UV-induced replication arrest in the xeroderma pigmentosum variant (XPV) but not in normal cells leads to an accumulation of the Mre11/Rad50/Nbs1 complex and phosphorylated histone H2AX (gamma-H2AX) in large nuclear foci at sites of stalled replication forks. These complexes have been shown to signal the presence of DNA damage, in particular, double-strand(More)
Chromosomal destabilization is one end point of the more general phenomenon of genomic instability. We previously established that chromosomal instability can manifest in clones derived from single progenitor cells several generations after X-irradiation. To understand the potential relationship between chromosomal destabilization and the other end points(More)
Genomic instability is the increased rate of acquisition of alterations in the mammalian genome, and includes such diverse biological endpoints as chromosomal destabilization, aneuploidy, micronucleus formation, sister chromatid exchange, gene mutation and amplification, variations in colony size, reduced plating efficiency, and cellular transformation.(More)
Ionizing radiation induces chronic metabolic oxidative stress and a mutator phenotype in hamster fibroblasts that is mediated by H(2)O(2), but the intracellular source of H(2)O(2) is not well defined. To determine the role of mitochondria in the radiation-induced mutator phenotype, end points of mitochondrial function were determined in unstable (CS-9 and(More)

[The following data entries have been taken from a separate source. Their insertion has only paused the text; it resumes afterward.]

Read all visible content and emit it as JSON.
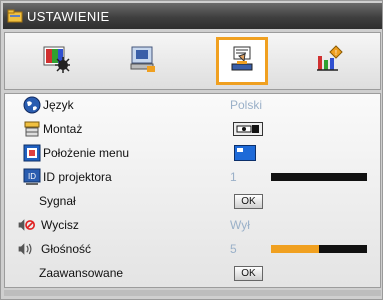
{
  "window": {
    "title": "USTAWIENIE"
  },
  "tabs": [
    {
      "icon": "image-settings-icon",
      "active": false
    },
    {
      "icon": "display-settings-icon",
      "active": false
    },
    {
      "icon": "setup-settings-icon",
      "active": true
    },
    {
      "icon": "options-settings-icon",
      "active": false
    }
  ],
  "menu": {
    "language": {
      "label": "Język",
      "value": "Polski",
      "icon": "globe-icon"
    },
    "mount": {
      "label": "Montaż",
      "icon": "projector-mount-icon"
    },
    "menu_position": {
      "label": "Położenie menu",
      "icon": "menu-position-icon"
    },
    "projector_id": {
      "label": "ID projektora",
      "value": "1",
      "level_fraction": 0.0,
      "icon": "id-icon"
    },
    "signal": {
      "label": "Sygnał",
      "button": "OK"
    },
    "mute": {
      "label": "Wycisz",
      "value": "Wył",
      "icon": "mute-icon"
    },
    "volume": {
      "label": "Głośność",
      "value": "5",
      "level_fraction": 0.5,
      "icon": "speaker-icon"
    },
    "advanced": {
      "label": "Zaawansowane",
      "button": "OK"
    }
  },
  "colors": {
    "accent": "#f0a020",
    "value_text": "#9ab0c8"
  }
}
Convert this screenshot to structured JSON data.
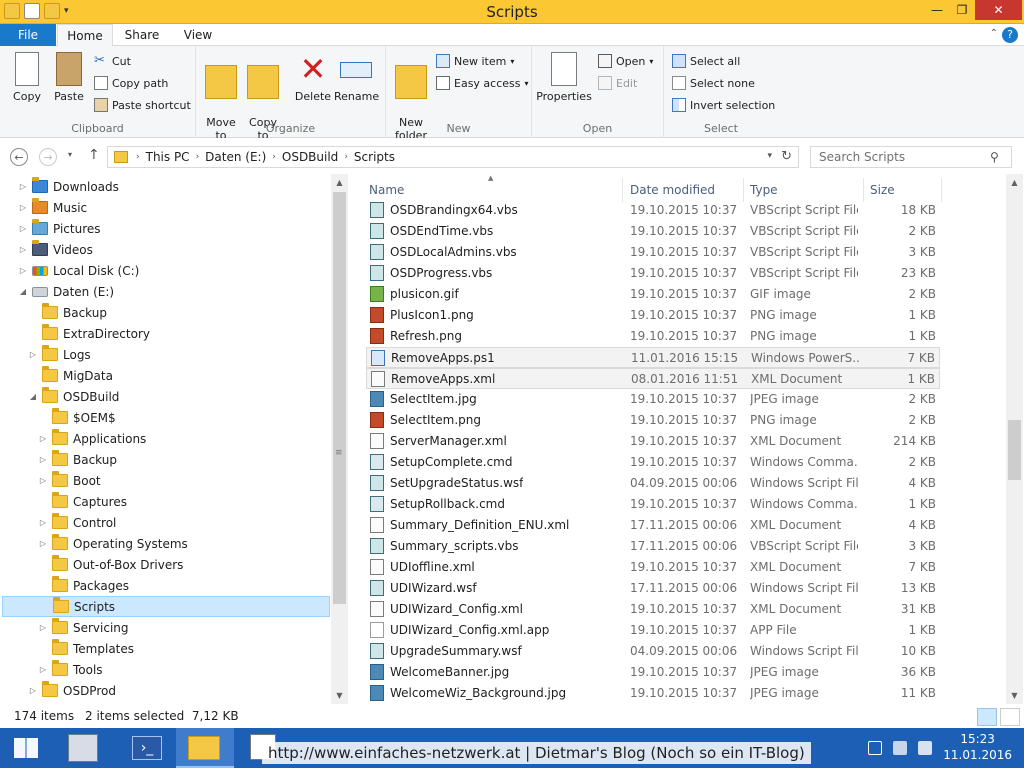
{
  "window": {
    "title": "Scripts"
  },
  "ribbon_tabs": {
    "file": "File",
    "home": "Home",
    "share": "Share",
    "view": "View"
  },
  "ribbon": {
    "clipboard": {
      "label": "Clipboard",
      "copy": "Copy",
      "paste": "Paste",
      "cut": "Cut",
      "copy_path": "Copy path",
      "paste_shortcut": "Paste shortcut"
    },
    "organize": {
      "label": "Organize",
      "move_to": "Move\nto",
      "copy_to": "Copy\nto",
      "delete": "Delete",
      "rename": "Rename"
    },
    "new": {
      "label": "New",
      "new_folder": "New\nfolder",
      "new_item": "New item",
      "easy_access": "Easy access"
    },
    "open": {
      "label": "Open",
      "properties": "Properties",
      "open": "Open",
      "edit": "Edit"
    },
    "select": {
      "label": "Select",
      "select_all": "Select all",
      "select_none": "Select none",
      "invert": "Invert selection"
    }
  },
  "address": {
    "crumbs": [
      "This PC",
      "Daten (E:)",
      "OSDBuild",
      "Scripts"
    ],
    "search_placeholder": "Search Scripts"
  },
  "nav_tree": [
    {
      "label": "Downloads",
      "level": 0,
      "twisty": "▷",
      "icon": "lib-dl"
    },
    {
      "label": "Music",
      "level": 0,
      "twisty": "▷",
      "icon": "lib-mu"
    },
    {
      "label": "Pictures",
      "level": 0,
      "twisty": "▷",
      "icon": "lib-pi"
    },
    {
      "label": "Videos",
      "level": 0,
      "twisty": "▷",
      "icon": "lib-vi"
    },
    {
      "label": "Local Disk (C:)",
      "level": 0,
      "twisty": "▷",
      "icon": "drive-win"
    },
    {
      "label": "Daten (E:)",
      "level": 0,
      "twisty": "◢",
      "icon": "drive"
    },
    {
      "label": "Backup",
      "level": 1,
      "twisty": "",
      "icon": "folder"
    },
    {
      "label": "ExtraDirectory",
      "level": 1,
      "twisty": "",
      "icon": "folder"
    },
    {
      "label": "Logs",
      "level": 1,
      "twisty": "▷",
      "icon": "folder"
    },
    {
      "label": "MigData",
      "level": 1,
      "twisty": "",
      "icon": "folder"
    },
    {
      "label": "OSDBuild",
      "level": 1,
      "twisty": "◢",
      "icon": "folder"
    },
    {
      "label": "$OEM$",
      "level": 2,
      "twisty": "",
      "icon": "folder"
    },
    {
      "label": "Applications",
      "level": 2,
      "twisty": "▷",
      "icon": "folder"
    },
    {
      "label": "Backup",
      "level": 2,
      "twisty": "▷",
      "icon": "folder"
    },
    {
      "label": "Boot",
      "level": 2,
      "twisty": "▷",
      "icon": "folder"
    },
    {
      "label": "Captures",
      "level": 2,
      "twisty": "",
      "icon": "folder"
    },
    {
      "label": "Control",
      "level": 2,
      "twisty": "▷",
      "icon": "folder"
    },
    {
      "label": "Operating Systems",
      "level": 2,
      "twisty": "▷",
      "icon": "folder"
    },
    {
      "label": "Out-of-Box Drivers",
      "level": 2,
      "twisty": "",
      "icon": "folder"
    },
    {
      "label": "Packages",
      "level": 2,
      "twisty": "",
      "icon": "folder"
    },
    {
      "label": "Scripts",
      "level": 2,
      "twisty": "",
      "icon": "folder",
      "selected": true
    },
    {
      "label": "Servicing",
      "level": 2,
      "twisty": "▷",
      "icon": "folder"
    },
    {
      "label": "Templates",
      "level": 2,
      "twisty": "",
      "icon": "folder"
    },
    {
      "label": "Tools",
      "level": 2,
      "twisty": "▷",
      "icon": "folder"
    },
    {
      "label": "OSDProd",
      "level": 1,
      "twisty": "▷",
      "icon": "folder"
    }
  ],
  "columns": {
    "name": "Name",
    "date": "Date modified",
    "type": "Type",
    "size": "Size"
  },
  "files": [
    {
      "name": "OSDBrandingx64.vbs",
      "date": "19.10.2015 10:37",
      "type": "VBScript Script File",
      "size": "18 KB",
      "icon": "ft-vbs"
    },
    {
      "name": "OSDEndTime.vbs",
      "date": "19.10.2015 10:37",
      "type": "VBScript Script File",
      "size": "2 KB",
      "icon": "ft-vbs"
    },
    {
      "name": "OSDLocalAdmins.vbs",
      "date": "19.10.2015 10:37",
      "type": "VBScript Script File",
      "size": "3 KB",
      "icon": "ft-vbs"
    },
    {
      "name": "OSDProgress.vbs",
      "date": "19.10.2015 10:37",
      "type": "VBScript Script File",
      "size": "23 KB",
      "icon": "ft-vbs"
    },
    {
      "name": "plusicon.gif",
      "date": "19.10.2015 10:37",
      "type": "GIF image",
      "size": "2 KB",
      "icon": "ft-gif"
    },
    {
      "name": "PlusIcon1.png",
      "date": "19.10.2015 10:37",
      "type": "PNG image",
      "size": "1 KB",
      "icon": "ft-img"
    },
    {
      "name": "Refresh.png",
      "date": "19.10.2015 10:37",
      "type": "PNG image",
      "size": "1 KB",
      "icon": "ft-img"
    },
    {
      "name": "RemoveApps.ps1",
      "date": "11.01.2016 15:15",
      "type": "Windows PowerS...",
      "size": "7 KB",
      "icon": "ft-ps",
      "selected": true
    },
    {
      "name": "RemoveApps.xml",
      "date": "08.01.2016 11:51",
      "type": "XML Document",
      "size": "1 KB",
      "icon": "ft-xml",
      "selected": true
    },
    {
      "name": "SelectItem.jpg",
      "date": "19.10.2015 10:37",
      "type": "JPEG image",
      "size": "2 KB",
      "icon": "ft-jpg"
    },
    {
      "name": "SelectItem.png",
      "date": "19.10.2015 10:37",
      "type": "PNG image",
      "size": "2 KB",
      "icon": "ft-img"
    },
    {
      "name": "ServerManager.xml",
      "date": "19.10.2015 10:37",
      "type": "XML Document",
      "size": "214 KB",
      "icon": "ft-xml"
    },
    {
      "name": "SetupComplete.cmd",
      "date": "19.10.2015 10:37",
      "type": "Windows Comma...",
      "size": "2 KB",
      "icon": "ft-cmd"
    },
    {
      "name": "SetUpgradeStatus.wsf",
      "date": "04.09.2015 00:06",
      "type": "Windows Script File",
      "size": "4 KB",
      "icon": "ft-vbs"
    },
    {
      "name": "SetupRollback.cmd",
      "date": "19.10.2015 10:37",
      "type": "Windows Comma...",
      "size": "1 KB",
      "icon": "ft-cmd"
    },
    {
      "name": "Summary_Definition_ENU.xml",
      "date": "17.11.2015 00:06",
      "type": "XML Document",
      "size": "4 KB",
      "icon": "ft-xml"
    },
    {
      "name": "Summary_scripts.vbs",
      "date": "17.11.2015 00:06",
      "type": "VBScript Script File",
      "size": "3 KB",
      "icon": "ft-vbs"
    },
    {
      "name": "UDIoffline.xml",
      "date": "19.10.2015 10:37",
      "type": "XML Document",
      "size": "7 KB",
      "icon": "ft-xml"
    },
    {
      "name": "UDIWizard.wsf",
      "date": "17.11.2015 00:06",
      "type": "Windows Script File",
      "size": "13 KB",
      "icon": "ft-vbs"
    },
    {
      "name": "UDIWizard_Config.xml",
      "date": "19.10.2015 10:37",
      "type": "XML Document",
      "size": "31 KB",
      "icon": "ft-xml"
    },
    {
      "name": "UDIWizard_Config.xml.app",
      "date": "19.10.2015 10:37",
      "type": "APP File",
      "size": "1 KB",
      "icon": "ft-app"
    },
    {
      "name": "UpgradeSummary.wsf",
      "date": "04.09.2015 00:06",
      "type": "Windows Script File",
      "size": "10 KB",
      "icon": "ft-vbs"
    },
    {
      "name": "WelcomeBanner.jpg",
      "date": "19.10.2015 10:37",
      "type": "JPEG image",
      "size": "36 KB",
      "icon": "ft-jpg"
    },
    {
      "name": "WelcomeWiz_Background.jpg",
      "date": "19.10.2015 10:37",
      "type": "JPEG image",
      "size": "11 KB",
      "icon": "ft-jpg"
    }
  ],
  "status": {
    "items": "174 items",
    "selected": "2 items selected  7,12 KB"
  },
  "taskbar": {
    "watermark": "http://www.einfaches-netzwerk.at | Dietmar's Blog (Noch so ein IT-Blog)",
    "time": "15:23",
    "date": "11.01.2016"
  },
  "colors": {
    "titlebar": "#fbc833",
    "accent": "#1979ca",
    "taskbar": "#1d5fb4",
    "selection": "#cce8ff"
  }
}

As NASA prepares for the first manned spaceflight to Mars, questions have surfaced concerning the potential for increased risks associated with exposure to the spectrum of highly energetic nuclei that comprise galactic cosmic rays. Animal models have revealed an unexpected sensitivity of mature neurons in the brain to charged particles found in space.(More)
Cranial irradiation remains a frontline treatment for brain cancer, but also leads to normal tissue damage. Although low-dose irradiation (≤10 Gy) causes minimal histopathologic change, it can elicit variable degrees of cognitive dysfunction that are associated with the depletion of neural stem cells. To decipher the mechanisms underlying radiation-induced(More)